Senior Member
 
rockbender's Avatar
 
Join Date: Sep 2010
Location: Bend, OR
Posts: 799
I watched that video the other evening as well. My thought is that the foam takes up a lot of precious space, but I like the concept.
__________________
Josh
2009 Express AWD, CCV Top & 50-ish home build. Daily driver/camper/kid hauler
rockbender is offline   Reply With Quote
Old 01-06-2019, 12:25 PM   #4
Senior Member
 
moorefc's Avatar
 
Join Date: Feb 2009
Location: PNW or maybe Baja Sur
Posts: 179
Sportsmobile has switched over to Corelight corelite? cabinet material that is a plywood structure. My 350 cabinets were made with it from Austin. Much lighter than the particleboard, and a bit better around moisture. Trouble is, the manufacturer will not sell retail, so it has to come from Sportsmobile or other OEM....
__________________
Pac NW and warmer places
1995 E250 EB 5.8 2WD on to a new owner
2006 E350 EB Elect Top 2WD
moorefc is offline   Reply With Quote
Old 01-06-2019, 01:11 PM   #5
Senior Member
 
Join Date: Oct 2007
Location: Indy
Posts: 492
SMB Texas had a van at Expo East in November with the new cabinets. They looked pretty good and now have an aluminum trim on the edges instead of the PVC trim. It shouldn't shrink or expand as much as the older PVC trim, but had a fairly sharp corner. They indicated that future versions would have a softer edge on the aluminum trim corners.
__________________
2008 Ford E-350 Quigley 4x4 V10 - 164,000 miles
RB50, PH Top, Dual AGM Group 27 Deka, 2000 Tripplite Inv., No Propane or Water Systems
Van Weight 8,100 pounds, added one rear leaf spring, BFG AT KO LT265/70R17 E Tire press 50psi.
Steve_382 is offline   Reply With Quote
Old 01-06-2019, 01:12 PM   #6
Junior Member
 
Join Date: Nov 2017
Posts: 17
Quote:
Originally Posted by Brianf7028 View Post
So I was lurking around on another DIY camper site and found this:
https://www.bing.com/videos/search?q...A&&FORM=VDRVRV

They are building cabinets from foam. I wonder how you attach doors and drawer all slides.
They have reinvented composite sandwich panels with inferior and possibly cheaper materials. IMO, that is a lot of time and effort to sink into something that would be a lot better with an upgrade of materials. A standard composite sandwich panel would use resin and fiberglass instead of primer and bug screen and core foam (or core balsa, honeycomb, etc.) instead of polyiso foam (much less likely to delaminate).

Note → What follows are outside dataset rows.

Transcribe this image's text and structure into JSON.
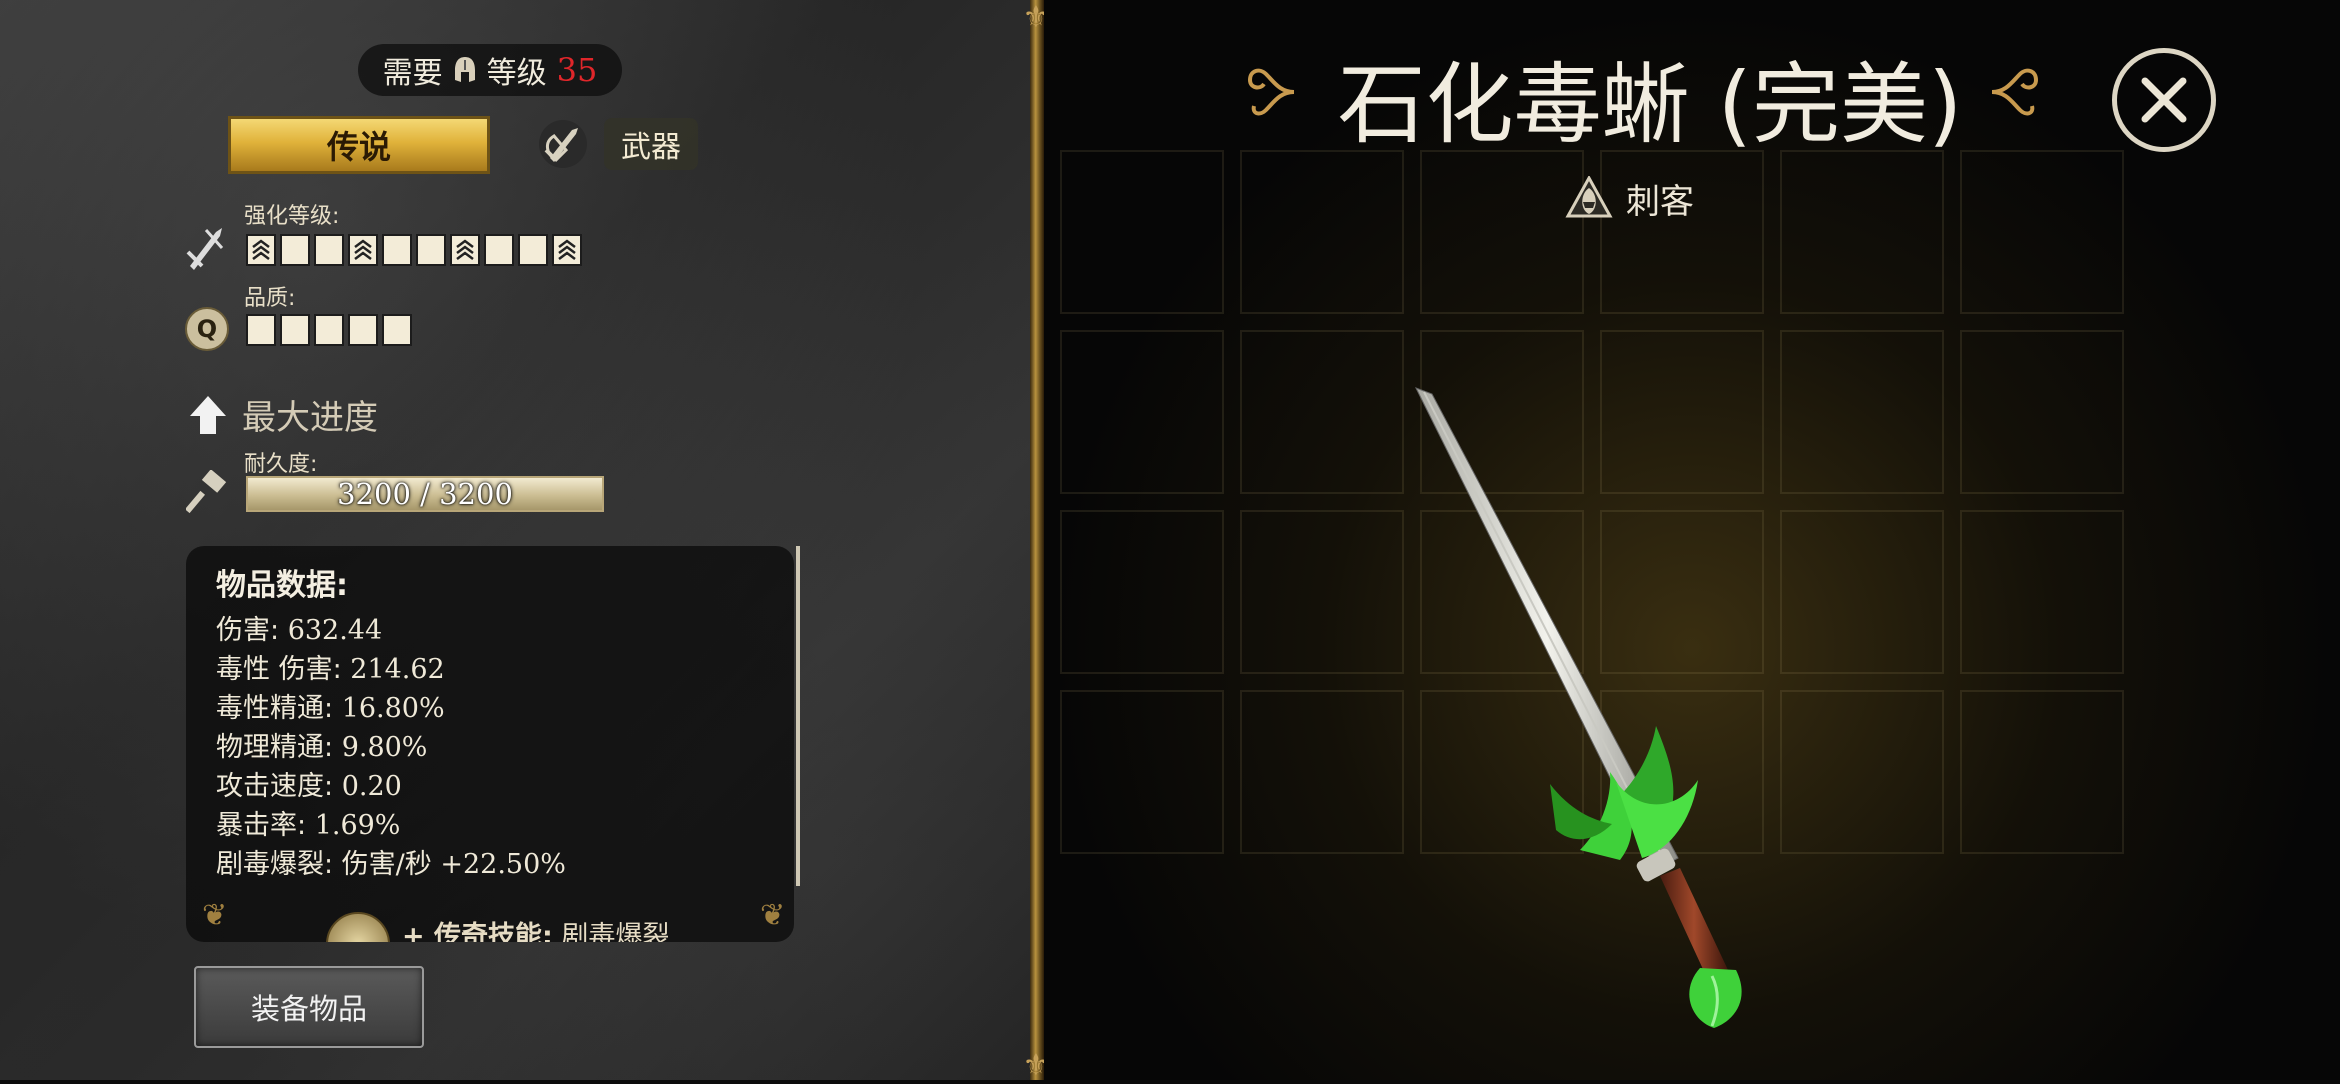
{
  "requirement": {
    "prefix": "需要",
    "label": "等级",
    "level": "35"
  },
  "rarity": "传说",
  "item_type": "武器",
  "enhance": {
    "label": "强化等级:",
    "cells": [
      "chev",
      "empty",
      "empty",
      "chev",
      "empty",
      "empty",
      "chev",
      "empty",
      "empty",
      "chev"
    ]
  },
  "quality": {
    "label": "品质:",
    "cells": 5,
    "icon_letter": "Q"
  },
  "max_progress": "最大进度",
  "durability": {
    "label": "耐久度:",
    "text": "3200 / 3200",
    "current": 3200,
    "max": 3200
  },
  "stats": {
    "title": "物品数据:",
    "rows": [
      {
        "k": "伤害: ",
        "v": "632.44"
      },
      {
        "k": "毒性 伤害: ",
        "v": "214.62"
      },
      {
        "k": "毒性精通: ",
        "v": "16.80%"
      },
      {
        "k": "物理精通: ",
        "v": "9.80%"
      },
      {
        "k": "攻击速度: ",
        "v": "0.20"
      },
      {
        "k": "暴击率: ",
        "v": "1.69%"
      },
      {
        "k": "剧毒爆裂: 伤害/秒 ",
        "v": "+22.50%"
      }
    ],
    "skill": {
      "prefix": "+ 传奇技能:",
      "name": " 剧毒爆裂"
    }
  },
  "equip_label": "装备物品",
  "item_name": "石化毒蜥 (完美)",
  "class_name": "刺客",
  "colors": {
    "gold": "#e0b23a",
    "level_red": "#e0262a",
    "venom_green": "#3fd13a"
  }
}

One way to attach fasteners in a panel made like this is to embed wood wherever you know you'll want to attach fasteners. Another is, as suggested previously, to use epoxy. Another way to epoxy items onto sandwich panels is to use epoxy to one of the skins as the primary bond, but use fasteners though one skin to register and hold the parts in place while the epoxy dries. The strongest way is to sandwich the sandwich panel with metal plates on each side and bolts all the way through.
pjtpj is offline   Reply With Quote
Old 01-06-2019, 01:21 PM   #7
Junior Member
 
Join Date: Nov 2017
Posts: 17
We build cabinets out of welded 1" aluminum angle. The frames are strong on their own, so they could be paneled with anything. Our basic paneling is silver corrugated plastic. The countertops are molded sandwich panels. The molds allow us to use gelcoat as out standard finished surface (like a boat hull). To attach things like doors and drawer slides, we weld angles into the frames. This type of construction isn't for everybody, but it is strong, lightweight, refinishable and should last a long time.
__________________

pjtpj is offline   Reply With Quote
Reply

Thread Tools
Display Modes

Posting Rules
You may not post new threads
You may not post replies
You may not post attachments
You may not edit your posts

BB code is On
Smilies are On
[IMG] code is On
HTML code is Off
Trackbacks are Off
Pingbacks are Off
Refbacks are Off

Powered by vBadvanced CMPS v3.2.3
Disclaimer:

This website is not affiliated with or endorsed by Sportsmobile SIP or any of its affiliates. This is an independent, unofficial site.


All times are GMT -6. The time now is 07:28 AM.


Powered by vBulletin® Version 3.8.8 Beta 4
Copyright ©2000 - 2019, vBulletin Solutions, Inc.
×